"This is about people working in poverty that cannot feed their families. They're struggling day to day to see what [bills] they're going to pay, that ain't right," said Nancy Salgado, a McDonald's worker. "It' ain't right that I'm working for a multibillion company that makes billions after billions after billions, and I'm still stuck with only $5 left of my paycheck."
Tara Stamps, aldermanic candidate for the 37th Ward, which includes the Food 4 Less store on North Avenue, said residents are "standing at the precipice of a historic moment in the city of Chicago that will reverberate throughout this nation."

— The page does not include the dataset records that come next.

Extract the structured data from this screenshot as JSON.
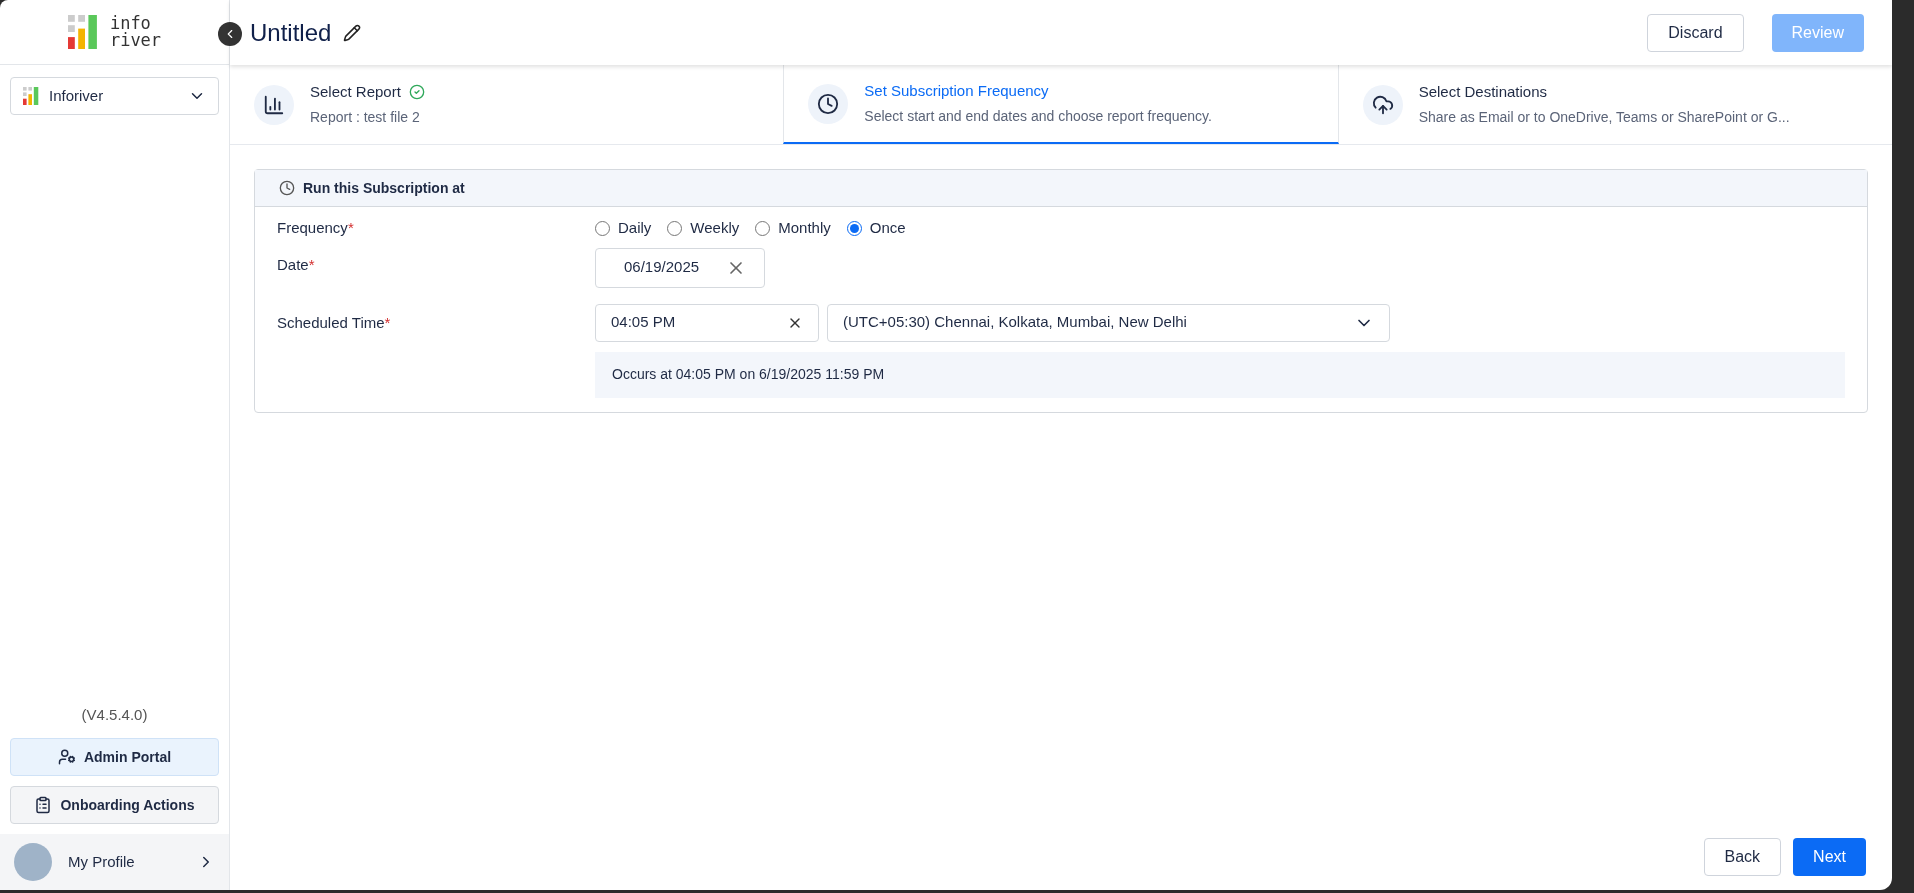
{
  "sidebar": {
    "logo": {
      "line_1": "info",
      "line_2": "river"
    },
    "workspace": "Inforiver",
    "version": "(V4.5.4.0)",
    "buttons": [
      {
        "kind": "admin",
        "label": "Admin Portal",
        "selected": true
      },
      {
        "kind": "onboarding",
        "label": "Onboarding Actions",
        "selected": false
      }
    ],
    "profile": "My Profile"
  },
  "header": {
    "title": "Untitled",
    "buttons": [
      {
        "label": "Discard",
        "disabled": false,
        "kind": "outline"
      },
      {
        "label": "Review",
        "disabled": true,
        "kind": "primary"
      }
    ]
  },
  "steps": [
    {
      "kind": "report",
      "title": "Select Report",
      "subtitle": "Report : test file 2",
      "done": true,
      "selected": false
    },
    {
      "kind": "clock",
      "title": "Set Subscription Frequency",
      "subtitle": "Select start and end dates and choose report frequency.",
      "done": false,
      "selected": true
    },
    {
      "kind": "cloud",
      "title": "Select Destinations",
      "subtitle": "Share as Email or to OneDrive, Teams or SharePoint or G...",
      "done": false,
      "selected": false
    }
  ],
  "panel": {
    "title": "Run this Subscription at",
    "frequency": {
      "label": "Frequency",
      "required_mark": "*",
      "options": [
        {
          "label": "Daily",
          "selected": false
        },
        {
          "label": "Weekly",
          "selected": false
        },
        {
          "label": "Monthly",
          "selected": false
        },
        {
          "label": "Once",
          "selected": true
        }
      ]
    },
    "date": {
      "label": "Date",
      "required_mark": "*",
      "value": "06/19/2025"
    },
    "time": {
      "label": "Scheduled Time",
      "required_mark": "*",
      "value": "04:05 PM",
      "timezone": "(UTC+05:30) Chennai, Kolkata, Mumbai, New Delhi"
    },
    "summary": "Occurs at 04:05 PM on 6/19/2025 11:59 PM"
  },
  "footer": [
    {
      "label": "Back",
      "kind": "outline"
    },
    {
      "label": "Next",
      "kind": "primary"
    }
  ]
}
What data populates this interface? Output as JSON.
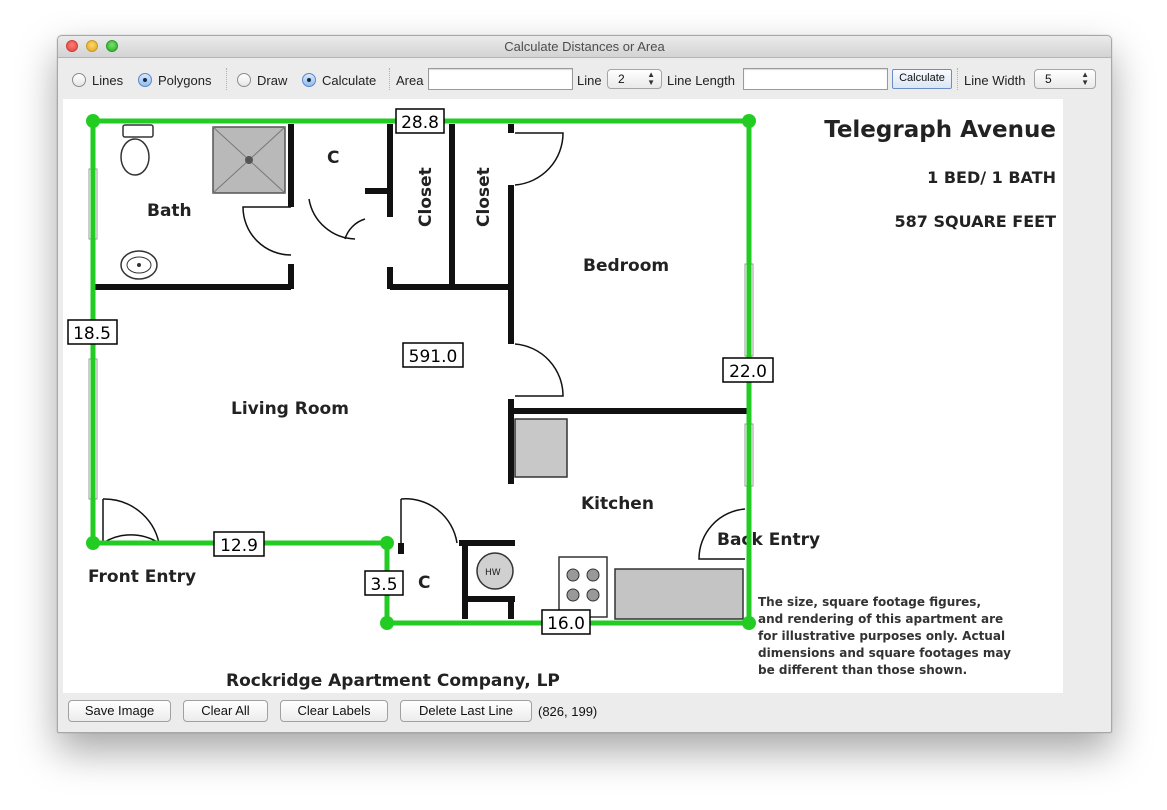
{
  "window": {
    "title": "Calculate Distances or Area"
  },
  "toolbar": {
    "mode_lines": "Lines",
    "mode_polygons": "Polygons",
    "action_draw": "Draw",
    "action_calculate": "Calculate",
    "area_label": "Area",
    "area_value": "",
    "line_label": "Line",
    "line_value": "2",
    "line_length_label": "Line Length",
    "line_length_value": "",
    "calculate_button": "Calculate",
    "line_width_label": "Line Width",
    "line_width_value": "5",
    "selected_mode": "Polygons",
    "selected_action": "Calculate"
  },
  "floorplan": {
    "title": "Telegraph Avenue",
    "beds": "1 BED/ 1 BATH",
    "sqft": "587 SQUARE FEET",
    "rooms": {
      "bath": "Bath",
      "c_top": "C",
      "closet1": "Closet",
      "closet2": "Closet",
      "bedroom": "Bedroom",
      "living": "Living Room",
      "kitchen": "Kitchen",
      "back_entry": "Back Entry",
      "front_entry": "Front Entry",
      "c_bottom": "C",
      "hw": "HW"
    },
    "company": "Rockridge Apartment Company, LP",
    "disclaimer": [
      "The size, square footage figures,",
      "and rendering of this apartment are",
      "for illustrative purposes only. Actual",
      "dimensions and square footages may",
      "be different than those shown."
    ]
  },
  "measurements": {
    "top": "28.8",
    "left": "18.5",
    "area": "591.0",
    "right": "22.0",
    "front": "12.9",
    "step": "3.5",
    "bottom": "16.0"
  },
  "colors": {
    "polygon_line": "#22cc22"
  },
  "bottom": {
    "save_image": "Save Image",
    "clear_all": "Clear All",
    "clear_labels": "Clear Labels",
    "delete_last_line": "Delete Last Line",
    "cursor_coords": "(826, 199)"
  }
}
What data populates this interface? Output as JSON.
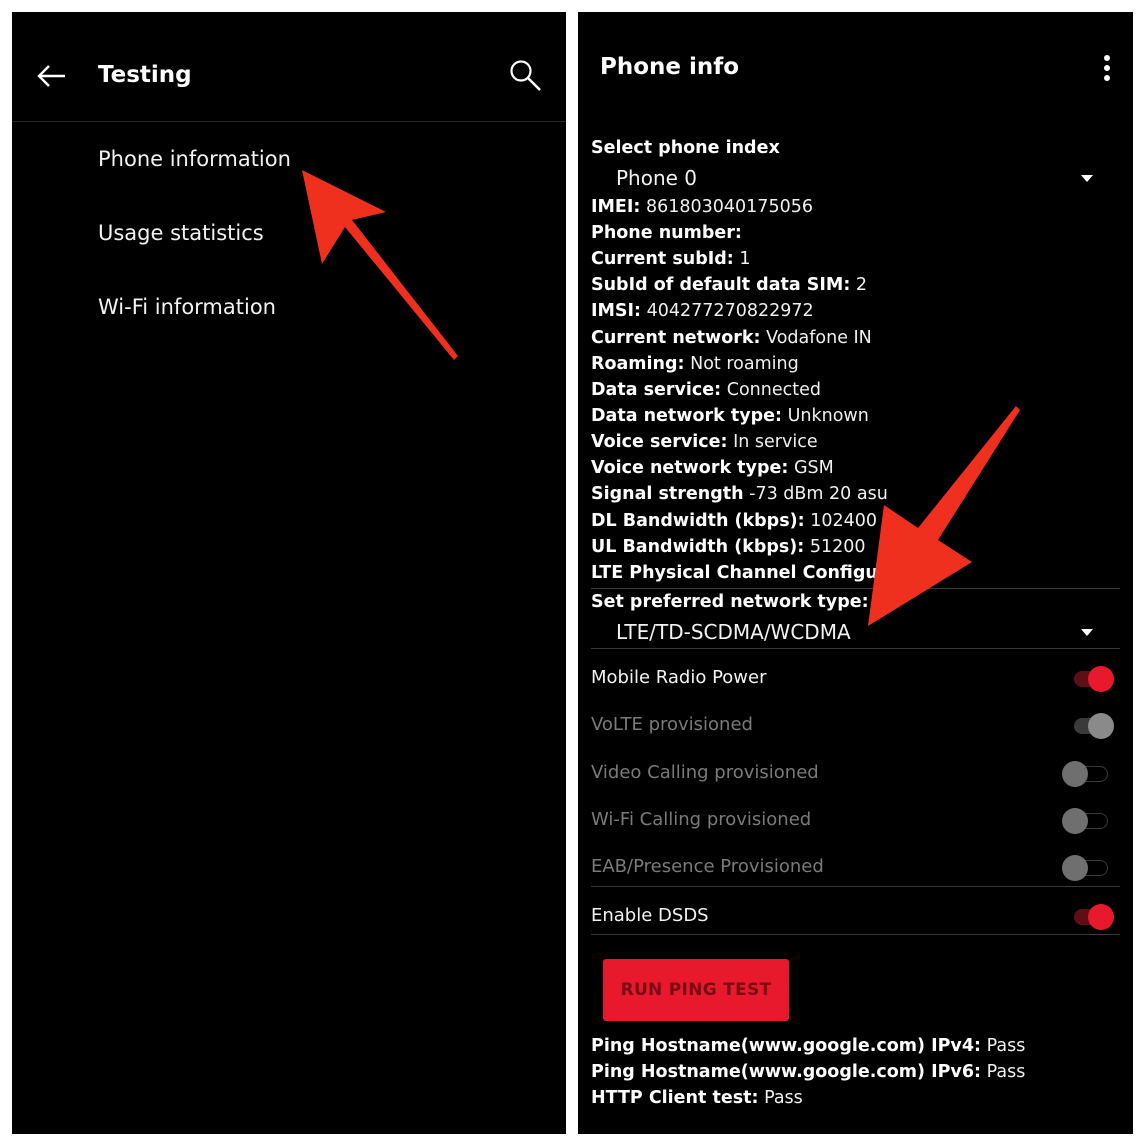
{
  "left": {
    "title": "Testing",
    "items": [
      {
        "label": "Phone information"
      },
      {
        "label": "Usage statistics"
      },
      {
        "label": "Wi-Fi information"
      }
    ]
  },
  "right": {
    "title": "Phone info",
    "select_phone_label": "Select phone index",
    "select_phone_value": "Phone 0",
    "rows": [
      {
        "label": "IMEI:",
        "value": "861803040175056"
      },
      {
        "label": "Phone number:",
        "value": ""
      },
      {
        "label": "Current subId:",
        "value": "1"
      },
      {
        "label": "SubId of default data SIM:",
        "value": "2"
      },
      {
        "label": "IMSI:",
        "value": "404277270822972"
      },
      {
        "label": "Current network:",
        "value": "Vodafone IN"
      },
      {
        "label": "Roaming:",
        "value": "Not roaming"
      },
      {
        "label": "Data service:",
        "value": "Connected"
      },
      {
        "label": "Data network type:",
        "value": "Unknown"
      },
      {
        "label": "Voice service:",
        "value": "In service"
      },
      {
        "label": "Voice network type:",
        "value": "GSM"
      },
      {
        "label": "Signal strength",
        "value": "-73 dBm   20 asu"
      },
      {
        "label": "DL Bandwidth (kbps):",
        "value": "102400"
      },
      {
        "label": "UL Bandwidth (kbps):",
        "value": "51200"
      },
      {
        "label": "LTE Physical Channel Configurati",
        "value": ""
      }
    ],
    "network_type_label": "Set preferred network type:",
    "network_type_value": "LTE/TD-SCDMA/WCDMA",
    "toggles": [
      {
        "label": "Mobile Radio Power",
        "on": true,
        "enabled": true
      },
      {
        "label": "VoLTE provisioned",
        "on": true,
        "enabled": false
      },
      {
        "label": "Video Calling provisioned",
        "on": false,
        "enabled": false
      },
      {
        "label": "Wi-Fi Calling provisioned",
        "on": false,
        "enabled": false
      },
      {
        "label": "EAB/Presence Provisioned",
        "on": false,
        "enabled": false
      },
      {
        "label": "Enable DSDS",
        "on": true,
        "enabled": true
      }
    ],
    "ping_button": "RUN PING TEST",
    "results": [
      {
        "label": "Ping Hostname(www.google.com) IPv4:",
        "value": "Pass"
      },
      {
        "label": "Ping Hostname(www.google.com) IPv6:",
        "value": "Pass"
      },
      {
        "label": "HTTP Client test:",
        "value": "Pass"
      }
    ]
  },
  "colors": {
    "accent": "#e8192c",
    "annotation_arrow": "#f0301e",
    "background": "#000000"
  },
  "icons": {
    "back": "arrow-left-icon",
    "search": "search-icon",
    "more": "more-vert-icon"
  }
}
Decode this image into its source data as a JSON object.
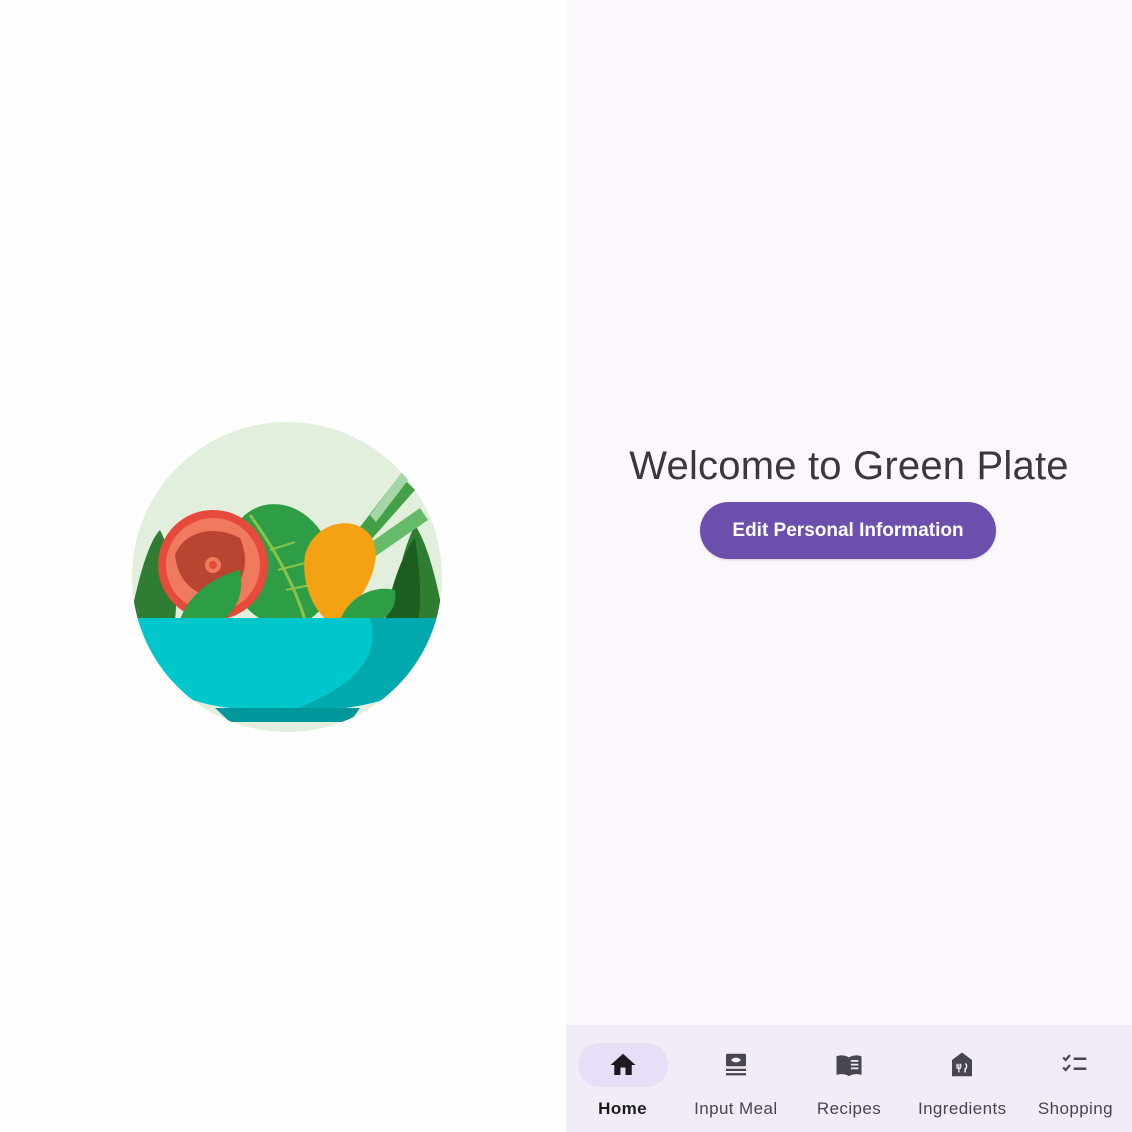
{
  "app": {
    "welcome_text": "Welcome to Green Plate",
    "edit_button_label": "Edit Personal Information"
  },
  "logo": {
    "icon": "salad-bowl-logo"
  },
  "bottom_nav": {
    "items": [
      {
        "label": "Home",
        "icon": "home-icon",
        "active": true
      },
      {
        "label": "Input Meal",
        "icon": "meal-input-icon",
        "active": false
      },
      {
        "label": "Recipes",
        "icon": "recipe-book-icon",
        "active": false
      },
      {
        "label": "Ingredients",
        "icon": "pantry-icon",
        "active": false
      },
      {
        "label": "Shopping",
        "icon": "checklist-icon",
        "active": false
      }
    ]
  },
  "colors": {
    "primary": "#6d4fae",
    "background": "#fcf6fd",
    "nav_background": "#f2ecf6",
    "nav_active_pill": "#e8def8"
  }
}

Leading a chant of, "When we fight, we win," Chicago Public Schools (CPS) teacher Stamps has been endorsed by the Chicago Teachers Union, UFCW Local 881, SEIU* HCII, AFSCME Council 31 and the Chicago Federation of Labor, among others. She faces incumbent Ald. Emma Mitts (37th) in the April 7 runoff election.
"The lights are on downtown and in the communities there's shadows," Stamps said. "We are here today to serve notice to Rahm, to Emma, to Rauner, to all of those who seek to oppress working people ... that we are taking our city back, we are taking our state back and we are taking our country back."
Here's more from Stamps and Saturday's protest:
The protesters also took their message inside the Food 4 Less grocery store before Chicago police intervened and the demonstration dissipated. About a dozen protesters marched among the foodstuffs chanting "shut it down!"
Food 4 Less employees did not participate in the protest because they were reportedly scared of employer retaliation and "mysteriously scheduled" to work Saturday morning, according to Erica Clemmons, an organizer with the UFCW.
"The Food 4 Less workers are at work today," Clemmons said. "We encourage you to speak to the workers and let them know it's OK to talk to a union. It's ok. We're here standing in solidarity with the Food 4 Less workers to show them that there's power in numbers."
The Raise Chicago coalition has a larger demonstration to call for a $15 minimum wage scheduled for April 15 in Chicago.